Negotiators at the UN climate talks in Bonn, Germany resurrected the “International Tribunal of Climate Justice” and inserted it into the text they are preparing for nations to agree to at the big UN summit in Paris in December.
The draft text will allow developing nations to sit in judgment over the U.S. and its allies, but not subject those nations to the tribunal’s jurisdiction themselves.
From the October 20th UN draft text (full text available at CFACT.org):
“[An International Tribunal of Climate Justice as][A] [compliance mechanism] is hereby established to address cases of non-compliance of the commitments of developed country Parties on mitigation, adaptation, [provision of] finance, technology development and transfer [and][,] capacity-building[,] and transparency of action and support, including through the development of an indicative list of consequences, taking into account the cause, type, degree and frequency of non-compliance.”
Over 130 developing nations led by South Africa and instigated by China and India are insisting that they will not sign a climate agreement in Paris unless it contains massive redistribution of wealth from developed to poor nations. Now they want the power to haul the U.S. and its allies before a UN Star Chamber to enforce compliance.
This is not the first time that a climate court has appeared in a UN climate text. In 2011 a nearly identical provision crept into the text at the UN’s climate summit in Durban. The provision was stripped from the text after CFACT’s Climate Depot blew the whistle and Marc Morano’s exclusive was picked up by the media. This time they substitute the word “tribunal” for “court” and insist that the body will be “non-judicial.”
The slight edit to the terminology offers little comfort.
If the climate tribunal becomes the focus of public scrutiny, watch for the negotiators to pull a switch behind closed doors and try and accomplish the same thing by re-branding it an enforcement “mechanism.”
Whatever they call it, countries who sign onto this agreement will be voting to expand the reach of the UN climate bureaucracy, cede national sovereignty, and create a one-way street along which billions will be redistributed from developed to poor nations. Developed nations would be expected to slash their emissions while the “poor” countries expand theirs. China, which holds a trillion dollars in U.S. debt, would be counted among the poor.
China and India are delighted. They would like nothing better than a world where the West cedes the competitive advantages their free market economies created. They hope for a future where Asia does the manufacturing and the U.S. and Europe do the importing — until their wealth runs out, anyway.
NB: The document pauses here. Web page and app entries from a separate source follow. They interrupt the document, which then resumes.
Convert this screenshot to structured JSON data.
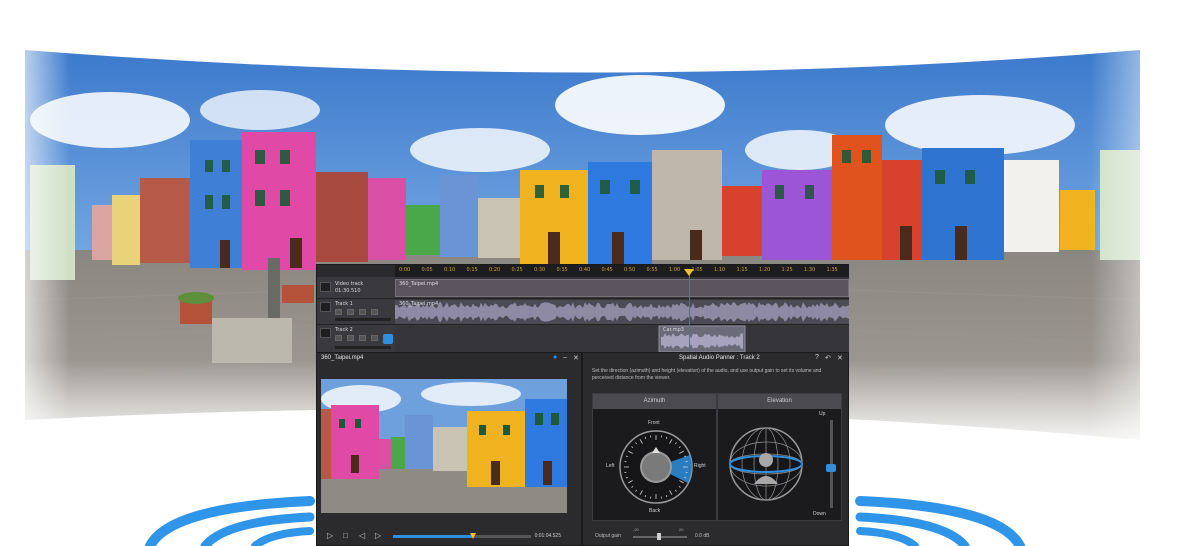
{
  "timeline": {
    "ruler_ticks": [
      "0:00",
      "0:05",
      "0:10",
      "0:15",
      "0:20",
      "0:25",
      "0:30",
      "0:35",
      "0:40",
      "0:45",
      "0:50",
      "0:55",
      "1:00",
      "1:05",
      "1:10",
      "1:15",
      "1:20",
      "1:25",
      "1:30",
      "1:35"
    ],
    "video_track_label": "Video track",
    "video_track_time": "01:30.510",
    "video_clip": "360_Taipei.mp4",
    "track1_label": "Track 1",
    "track1_clip": "360_Taipei.mp4",
    "track2_label": "Track 2",
    "track2_clip": "Car.mp3"
  },
  "preview": {
    "title": "360_Taipei.mp4",
    "time": "0:01:04.525",
    "progress": 0.58
  },
  "panner": {
    "title": "Spatial Audio Panner : Track 2",
    "description": "Set the direction (azimuth) and height (elevation) of the audio, and use output gain to set its volume and perceived distance from the viewer.",
    "azimuth_label": "Azimuth",
    "elevation_label": "Elevation",
    "front_label": "Front",
    "back_label": "Back",
    "left_label": "Left",
    "right_label": "Right",
    "up_label": "Up",
    "down_label": "Down",
    "output_gain_label": "Output gain",
    "output_gain_value": "0.0 dB",
    "gain_min": "-20",
    "gain_max": "20"
  },
  "colors": {
    "accent": "#2f8fe0",
    "playhead": "#e23b3b",
    "ruler_text": "#c9a23a"
  }
}
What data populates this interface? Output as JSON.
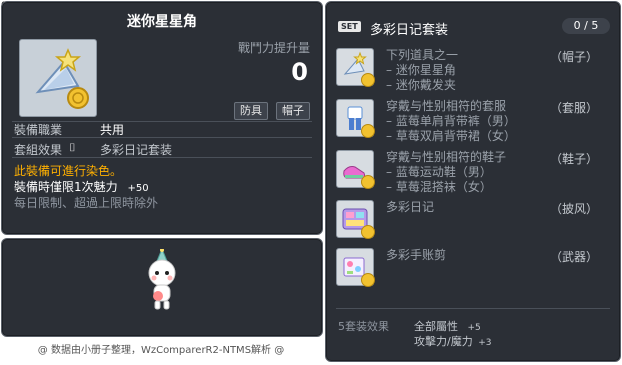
{
  "item_id": "01006940",
  "tooltip": {
    "title": "迷你星星角",
    "power_label": "戰鬥力提升量",
    "power_value": "0",
    "tags": [
      "防具",
      "帽子"
    ],
    "job_label": "裝備職業",
    "job_value": "共用",
    "set_label": "套組效果",
    "set_value": "多彩日记套装",
    "dye_text": "此裝備可進行染色。",
    "limit_text": "裝備時僅限1次魅力",
    "limit_value": "+50",
    "daily_text": "每日限制、超過上限時除外"
  },
  "credit": "@ 数据由小册子整理，WzComparerR2-NTMS解析 @",
  "set": {
    "badge": "SET",
    "title": "多彩日记套装",
    "count": "0 / 5",
    "items": [
      {
        "lines": [
          "下列道具之一",
          "– 迷你星星角",
          "– 迷你戴发夹"
        ],
        "slot": "（帽子）",
        "icon": "star-horn-icon"
      },
      {
        "lines": [
          "穿戴与性别相符的套服",
          "– 蓝莓单肩背带裤（男）",
          "– 草莓双肩背带裙（女）"
        ],
        "slot": "（套服）",
        "icon": "overall-icon"
      },
      {
        "lines": [
          "穿戴与性别相符的鞋子",
          "– 蓝莓运动鞋（男）",
          "– 草莓混搭袜（女）"
        ],
        "slot": "（鞋子）",
        "icon": "shoes-icon"
      },
      {
        "lines": [
          "多彩日记"
        ],
        "slot": "（披风）",
        "icon": "cape-icon"
      },
      {
        "lines": [
          "多彩手账剪"
        ],
        "slot": "（武器）",
        "icon": "weapon-icon"
      }
    ],
    "effect_label": "5套装效果",
    "effect_stats": [
      "全部屬性",
      "攻擊力/魔力"
    ],
    "effect_values": [
      "+5",
      "+3"
    ]
  },
  "colors": {
    "panel": "#2b2f36",
    "orange": "#ffb000"
  }
}
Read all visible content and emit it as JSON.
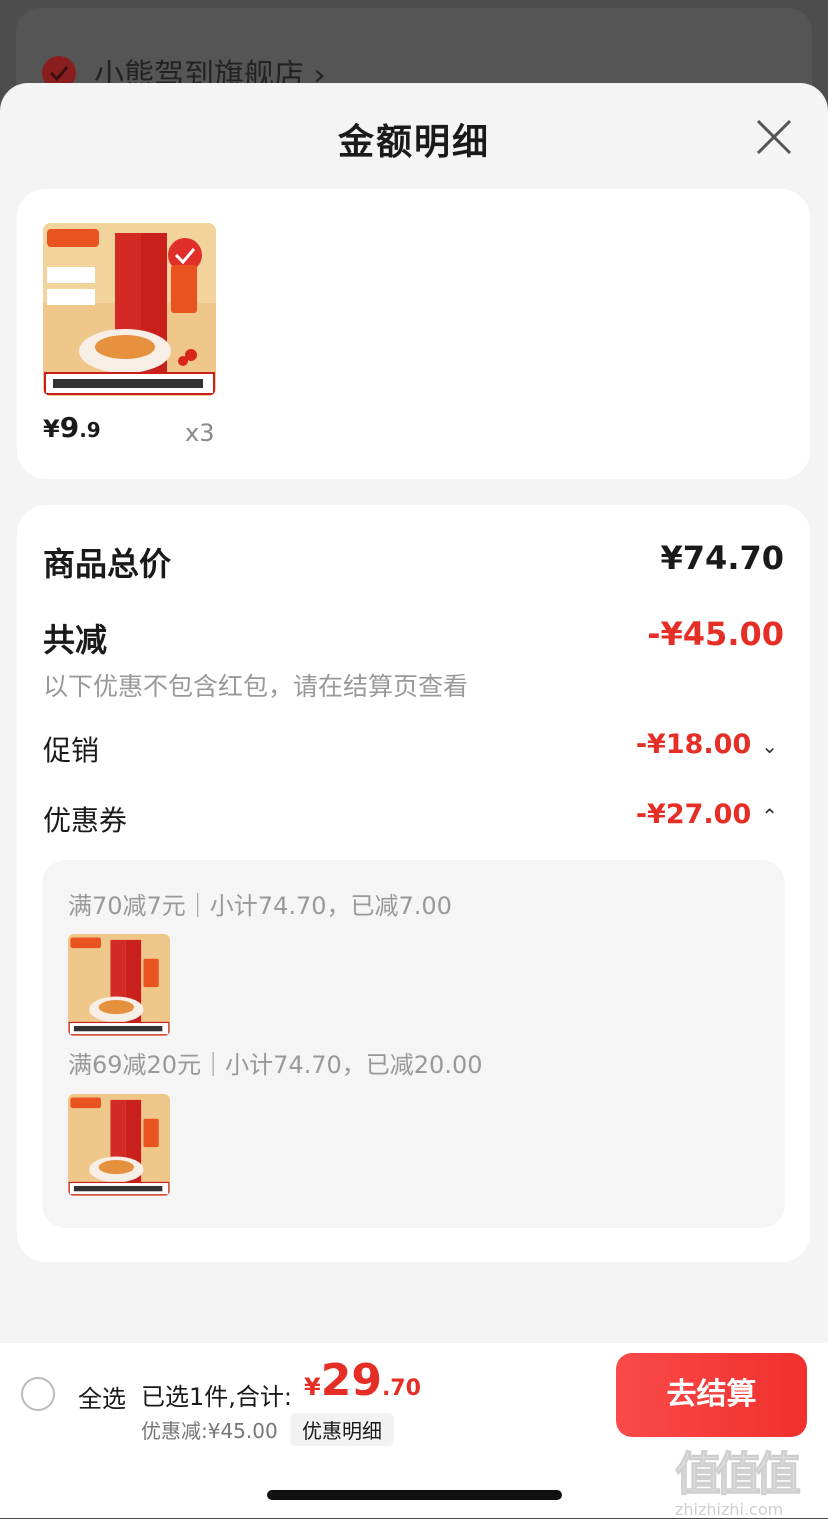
{
  "background": {
    "store_name": "小熊驾到旗舰店 ›"
  },
  "sheet": {
    "title": "金额明细"
  },
  "item": {
    "image_icon": "product-image-tomato-pasta-sauce",
    "price_symbol": "¥",
    "price_int": "9",
    "price_dec": ".9",
    "quantity": "x3"
  },
  "detail": {
    "goods_total_label": "商品总价",
    "goods_total_value": "¥74.70",
    "total_reduce_label": "共减",
    "total_reduce_value": "-¥45.00",
    "note": "以下优惠不包含红包，请在结算页查看",
    "promo_label": "促销",
    "promo_value": "-¥18.00",
    "coupon_label": "优惠券",
    "coupon_value": "-¥27.00",
    "coupons": [
      {
        "text": "满70减7元｜小计74.70，已减7.00"
      },
      {
        "text": "满69减20元｜小计74.70，已减20.00"
      }
    ]
  },
  "bottom": {
    "select_all": "全选",
    "summary": "已选1件,合计:",
    "total_symbol": "¥",
    "total_int": "29",
    "total_dec": ".70",
    "discount": "优惠减:¥45.00",
    "detail_button": "优惠明细",
    "checkout_button": "去结算",
    "watermark": "值值值",
    "watermark_url": "zhizhizhi.com"
  },
  "colors": {
    "accent_red": "#e52e25",
    "checkout_red": "#f0302d"
  }
}
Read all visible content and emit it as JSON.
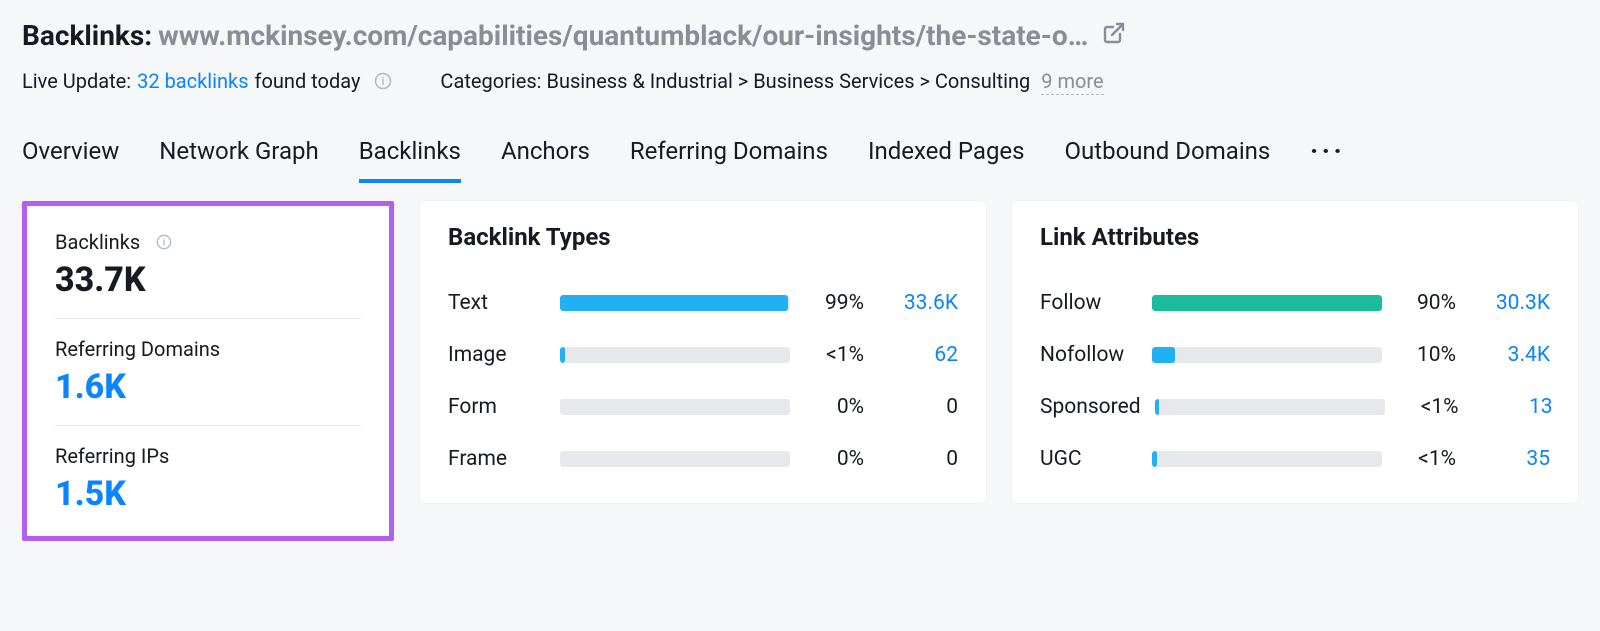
{
  "header": {
    "title_prefix": "Backlinks:",
    "domain_text": "www.mckinsey.com/capabilities/quantumblack/our-insights/the-state-o…"
  },
  "subheader": {
    "live_update_prefix": "Live Update:",
    "backlinks_count_text": "32 backlinks",
    "found_today": "found today",
    "categories_text": "Categories: Business & Industrial > Business Services > Consulting",
    "more_text": "9 more"
  },
  "tabs": {
    "items": [
      {
        "label": "Overview",
        "active": false
      },
      {
        "label": "Network Graph",
        "active": false
      },
      {
        "label": "Backlinks",
        "active": true
      },
      {
        "label": "Anchors",
        "active": false
      },
      {
        "label": "Referring Domains",
        "active": false
      },
      {
        "label": "Indexed Pages",
        "active": false
      },
      {
        "label": "Outbound Domains",
        "active": false
      }
    ]
  },
  "summary": {
    "backlinks_label": "Backlinks",
    "backlinks_value": "33.7K",
    "referring_domains_label": "Referring Domains",
    "referring_domains_value": "1.6K",
    "referring_ips_label": "Referring IPs",
    "referring_ips_value": "1.5K"
  },
  "backlink_types": {
    "title": "Backlink Types",
    "rows": [
      {
        "label": "Text",
        "pct": "99%",
        "count": "33.6K",
        "fill_pct": 99,
        "color": "fill-blue"
      },
      {
        "label": "Image",
        "pct": "<1%",
        "count": "62",
        "fill_pct": 2,
        "color": "fill-blue"
      },
      {
        "label": "Form",
        "pct": "0%",
        "count": "0",
        "fill_pct": 0,
        "color": "fill-blue",
        "zero": true
      },
      {
        "label": "Frame",
        "pct": "0%",
        "count": "0",
        "fill_pct": 0,
        "color": "fill-blue",
        "zero": true
      }
    ]
  },
  "link_attributes": {
    "title": "Link Attributes",
    "rows": [
      {
        "label": "Follow",
        "pct": "90%",
        "count": "30.3K",
        "fill_pct": 100,
        "color": "fill-green"
      },
      {
        "label": "Nofollow",
        "pct": "10%",
        "count": "3.4K",
        "fill_pct": 10,
        "color": "fill-blue"
      },
      {
        "label": "Sponsored",
        "pct": "<1%",
        "count": "13",
        "fill_pct": 2,
        "color": "fill-blue"
      },
      {
        "label": "UGC",
        "pct": "<1%",
        "count": "35",
        "fill_pct": 2,
        "color": "fill-blue"
      }
    ]
  }
}
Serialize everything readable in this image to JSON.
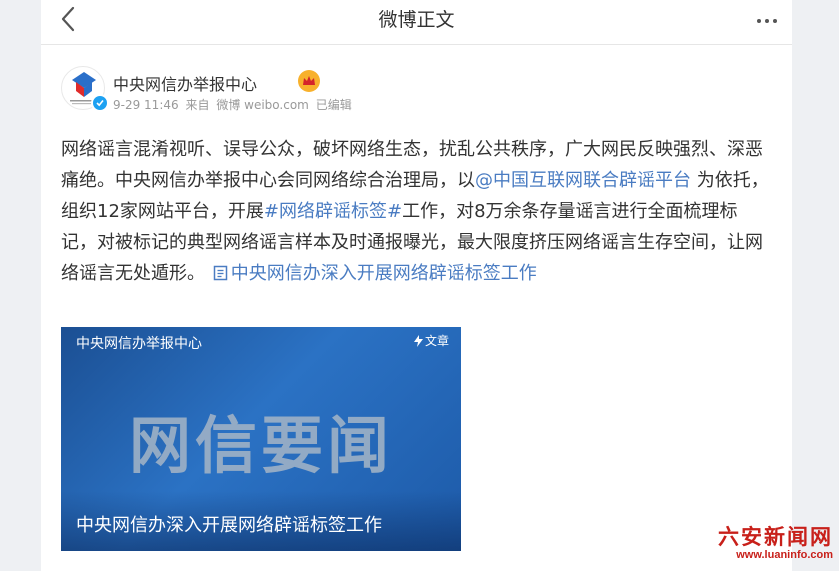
{
  "topbar": {
    "title": "微博正文",
    "back_icon": "chevron-left-icon",
    "more_icon": "more-dots-icon"
  },
  "post": {
    "author": "中央网信办举报中心",
    "time": "9-29 11:46",
    "source_prefix": "来自",
    "source": "微博 weibo.com",
    "edited": "已编辑",
    "text_1": "网络谣言混淆视听、误导公众，破坏网络生态，扰乱公共秩序，广大网民反映强烈、深恶痛绝。中央网信办举报中心会同网络综合治理局，以",
    "mention": "@中国互联网联合辟谣平台",
    "text_2": " 为依托，组织12家网站平台，开展",
    "hashtag": "#网络辟谣标签#",
    "text_3": "工作，对8万余条存量谣言进行全面梳理标记，对被标记的典型网络谣言样本及时通报曝光，最大限度挤压网络谣言生存空间，让网络谣言无处遁形。",
    "article_link": "中央网信办深入开展网络辟谣标签工作"
  },
  "card": {
    "source": "中央网信办举报中心",
    "type": "文章",
    "big_text": "网信要闻",
    "title": "中央网信办深入开展网络辟谣标签工作"
  },
  "watermark": {
    "logo": "六安新闻网",
    "url": "www.luaninfo.com"
  },
  "colors": {
    "link": "#4a7cc2",
    "card_bg": "#2b72c4",
    "badge": "#f8b12c",
    "verified": "#1da1f2",
    "watermark": "#c8201a"
  }
}
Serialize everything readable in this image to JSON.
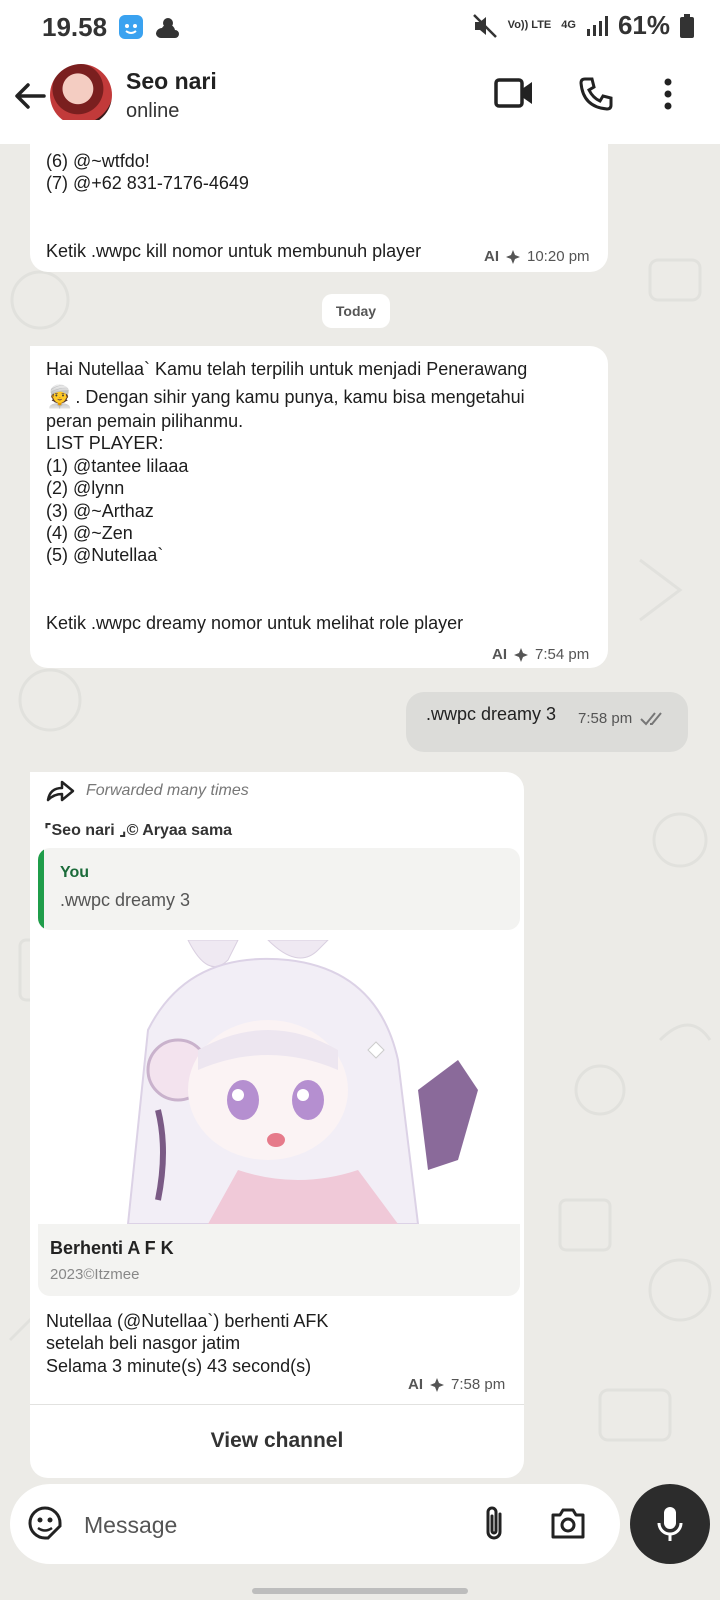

Take a look at the UN draft agreements for yourself. We’ll update them as things develop.
President Obama and Secretary of State Kerry are mired in foreign policy failures. They desperately want to get this agreement signed so they can claim a victory for their legacies.